The kids literally sketched with the chalk a design onto the t-shirt. Once the kids were finished with their designs it was time for mom to take over. Beware, bleach pens smell like bleach, and while the fumes were not nearly so noxious as regular bleach, I’d still have a fan blowing or a window open if I were you. The bleach “pen” is actually a tube of gelatinous bleach and so it stays where you put it. I carefully laid a line of bleach gel on all of the chalked lines of the kids’ designs. You don’t have to lay it down super thick, but you definitely want coverage. After I was done going over the outlines on both shirts, we set them aside and went off to do “something else.” About twenty minutes later we returned and the kids were SURPRISED and DELIGHTED to see the shirt was changing colors everywhere there was bleach!!!

See the color changes happening at the edges of the bleach lines... Little harder to see, but the bleach is changing the color of the shirt...

When they realized their designs were becoming a permanent part of their shirts their eyes really started to shine. Like I mentioned, we let it sit for about twenty minutes, but you can let it stand for more or less time depending on the color you want the design to be. For example, with the green shirt, if we’d rinsed it ten minutes earlier my daughter’s fairy would have been yellow instead of white. Darker colors take longer go bleach than lighter colors, so if you want white lines on a black shirt you may have to let it sit for a l-o-n-g time.

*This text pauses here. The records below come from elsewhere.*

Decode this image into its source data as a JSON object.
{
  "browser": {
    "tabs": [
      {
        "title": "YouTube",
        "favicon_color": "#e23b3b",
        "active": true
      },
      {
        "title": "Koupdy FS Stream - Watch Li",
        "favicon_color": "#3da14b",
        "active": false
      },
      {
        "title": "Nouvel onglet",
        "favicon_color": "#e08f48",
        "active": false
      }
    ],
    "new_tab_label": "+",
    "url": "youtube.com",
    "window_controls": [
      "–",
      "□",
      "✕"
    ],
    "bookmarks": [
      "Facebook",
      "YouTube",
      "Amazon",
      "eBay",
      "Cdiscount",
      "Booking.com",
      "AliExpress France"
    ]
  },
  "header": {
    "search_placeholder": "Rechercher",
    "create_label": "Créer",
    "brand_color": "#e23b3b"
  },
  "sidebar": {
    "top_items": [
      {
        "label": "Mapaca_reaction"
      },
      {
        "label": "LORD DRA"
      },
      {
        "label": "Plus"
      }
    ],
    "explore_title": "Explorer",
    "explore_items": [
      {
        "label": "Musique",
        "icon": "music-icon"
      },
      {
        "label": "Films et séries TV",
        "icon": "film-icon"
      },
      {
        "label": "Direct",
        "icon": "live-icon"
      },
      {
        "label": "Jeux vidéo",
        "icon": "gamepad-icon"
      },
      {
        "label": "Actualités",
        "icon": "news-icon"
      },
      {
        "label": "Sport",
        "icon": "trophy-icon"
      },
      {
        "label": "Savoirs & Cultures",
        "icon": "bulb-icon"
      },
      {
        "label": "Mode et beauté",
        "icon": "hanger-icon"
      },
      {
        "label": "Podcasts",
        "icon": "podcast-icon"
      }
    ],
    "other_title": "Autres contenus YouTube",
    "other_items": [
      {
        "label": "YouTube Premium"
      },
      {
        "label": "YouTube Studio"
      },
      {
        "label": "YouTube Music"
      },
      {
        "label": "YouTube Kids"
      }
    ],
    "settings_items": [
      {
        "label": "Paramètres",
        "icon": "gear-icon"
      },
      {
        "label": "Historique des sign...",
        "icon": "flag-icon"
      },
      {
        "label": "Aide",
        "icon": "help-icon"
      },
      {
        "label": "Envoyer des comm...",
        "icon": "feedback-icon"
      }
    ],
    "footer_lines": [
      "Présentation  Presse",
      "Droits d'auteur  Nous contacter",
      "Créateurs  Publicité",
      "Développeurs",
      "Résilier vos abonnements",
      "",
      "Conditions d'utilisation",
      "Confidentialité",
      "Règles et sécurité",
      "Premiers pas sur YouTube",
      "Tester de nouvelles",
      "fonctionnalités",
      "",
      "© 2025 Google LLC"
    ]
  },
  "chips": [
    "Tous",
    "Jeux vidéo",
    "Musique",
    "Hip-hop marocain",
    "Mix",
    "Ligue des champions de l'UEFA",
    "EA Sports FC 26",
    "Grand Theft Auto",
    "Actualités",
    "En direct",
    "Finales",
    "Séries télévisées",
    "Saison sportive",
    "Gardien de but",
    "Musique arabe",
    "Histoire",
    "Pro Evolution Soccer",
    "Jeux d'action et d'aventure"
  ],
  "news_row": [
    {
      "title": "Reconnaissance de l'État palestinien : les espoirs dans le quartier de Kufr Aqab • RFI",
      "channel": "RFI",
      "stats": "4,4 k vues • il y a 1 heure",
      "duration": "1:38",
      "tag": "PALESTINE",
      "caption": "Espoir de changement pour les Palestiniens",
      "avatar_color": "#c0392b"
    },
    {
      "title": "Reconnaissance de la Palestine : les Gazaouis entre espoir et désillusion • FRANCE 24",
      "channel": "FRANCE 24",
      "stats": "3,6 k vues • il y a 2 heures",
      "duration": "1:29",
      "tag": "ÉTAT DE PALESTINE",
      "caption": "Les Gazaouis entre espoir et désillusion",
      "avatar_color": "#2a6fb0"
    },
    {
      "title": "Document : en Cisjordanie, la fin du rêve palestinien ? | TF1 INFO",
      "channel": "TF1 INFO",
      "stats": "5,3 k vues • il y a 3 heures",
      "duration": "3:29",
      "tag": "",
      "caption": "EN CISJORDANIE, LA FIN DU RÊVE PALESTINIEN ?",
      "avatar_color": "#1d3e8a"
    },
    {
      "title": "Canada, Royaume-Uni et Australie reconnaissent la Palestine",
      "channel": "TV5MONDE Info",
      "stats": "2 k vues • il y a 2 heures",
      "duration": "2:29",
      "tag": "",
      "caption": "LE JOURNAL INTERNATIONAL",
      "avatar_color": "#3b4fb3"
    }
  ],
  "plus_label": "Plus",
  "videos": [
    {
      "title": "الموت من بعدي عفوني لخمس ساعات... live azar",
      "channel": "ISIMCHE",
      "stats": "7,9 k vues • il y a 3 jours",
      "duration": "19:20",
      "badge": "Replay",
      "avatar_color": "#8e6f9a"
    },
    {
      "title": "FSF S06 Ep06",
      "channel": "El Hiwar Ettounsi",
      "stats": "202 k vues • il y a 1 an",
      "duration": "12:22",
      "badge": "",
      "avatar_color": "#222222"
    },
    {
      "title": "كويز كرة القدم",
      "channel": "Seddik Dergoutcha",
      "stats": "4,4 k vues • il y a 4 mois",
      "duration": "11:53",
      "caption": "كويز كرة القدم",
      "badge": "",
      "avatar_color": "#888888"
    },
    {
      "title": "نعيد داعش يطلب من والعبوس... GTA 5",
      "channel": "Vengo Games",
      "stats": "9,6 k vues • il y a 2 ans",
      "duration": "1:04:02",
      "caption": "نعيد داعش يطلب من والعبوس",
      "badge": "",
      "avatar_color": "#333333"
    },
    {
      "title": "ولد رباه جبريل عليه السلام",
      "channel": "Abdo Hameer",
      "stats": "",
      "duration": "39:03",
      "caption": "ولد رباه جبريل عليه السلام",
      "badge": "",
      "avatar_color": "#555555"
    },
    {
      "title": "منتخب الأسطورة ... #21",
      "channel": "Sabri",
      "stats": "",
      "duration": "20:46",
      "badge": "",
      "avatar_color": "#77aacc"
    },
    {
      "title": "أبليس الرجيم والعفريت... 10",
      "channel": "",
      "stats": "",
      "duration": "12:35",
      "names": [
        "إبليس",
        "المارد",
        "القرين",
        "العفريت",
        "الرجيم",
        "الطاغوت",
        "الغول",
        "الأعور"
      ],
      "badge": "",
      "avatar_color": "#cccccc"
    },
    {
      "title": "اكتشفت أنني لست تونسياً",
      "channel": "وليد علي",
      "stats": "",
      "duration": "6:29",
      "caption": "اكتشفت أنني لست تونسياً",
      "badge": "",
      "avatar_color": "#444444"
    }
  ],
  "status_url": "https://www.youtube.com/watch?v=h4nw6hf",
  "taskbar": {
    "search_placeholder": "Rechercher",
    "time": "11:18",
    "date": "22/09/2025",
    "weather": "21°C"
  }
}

We took the shirts to the sink to rinse. Be careful. The gel starts to set and actually flakes off. You don’t want to submerge the shirt and work the bleach out that way, you want to hold the design under running water and slowly flake the gel off.

Our freshly rinsed t-shirts:

We hung them to dry, but you could have just as easily popped them in the dryer.

Hazel proudly showing off "FAIRY" designby Walter, age four

 

 

 

 

 

They are so proud of themselves! And my son has worn his shirt three days in a row… 🙂

Happy Crafting!

Materials for this project:

*Bleach Pen

*Solid Color T-Shirts

*Chalkboard Chalk

*Cardboard, chip board, or some other firm surface to put in the shirt as a work surface and to keep the bleach from bleeding through.

*Imagination, creativity, and a smile.

Hazel’s Story On the Origin of Oliver

Once upon a time a little girl named Hazey was walking in the woods. As she was walking she found a deep cave. She went inside. Not too far, for she didn’t want to become lost in the dark. She saw a round rock. It was moving. Hazey got out her knife and cut open the rock. Inside the rock was Baby Oliver. Hazey scooped him up and took him home, for he was all alone and didn’t have a mommy or any family. Now he has a mommy and a brother and a sister and a daddy. He’s part of our family.

Oliver, Hazey found you “deep in the world” and loved you and brought you home to live with us. You’re now living happily ever after.

The end.

*story told to me by my four year old daughter one day as we were driving to the grocery story. it began, “mom, i found oliver deep in the world.” i asked a few questions and the story was so beautiful i had to share.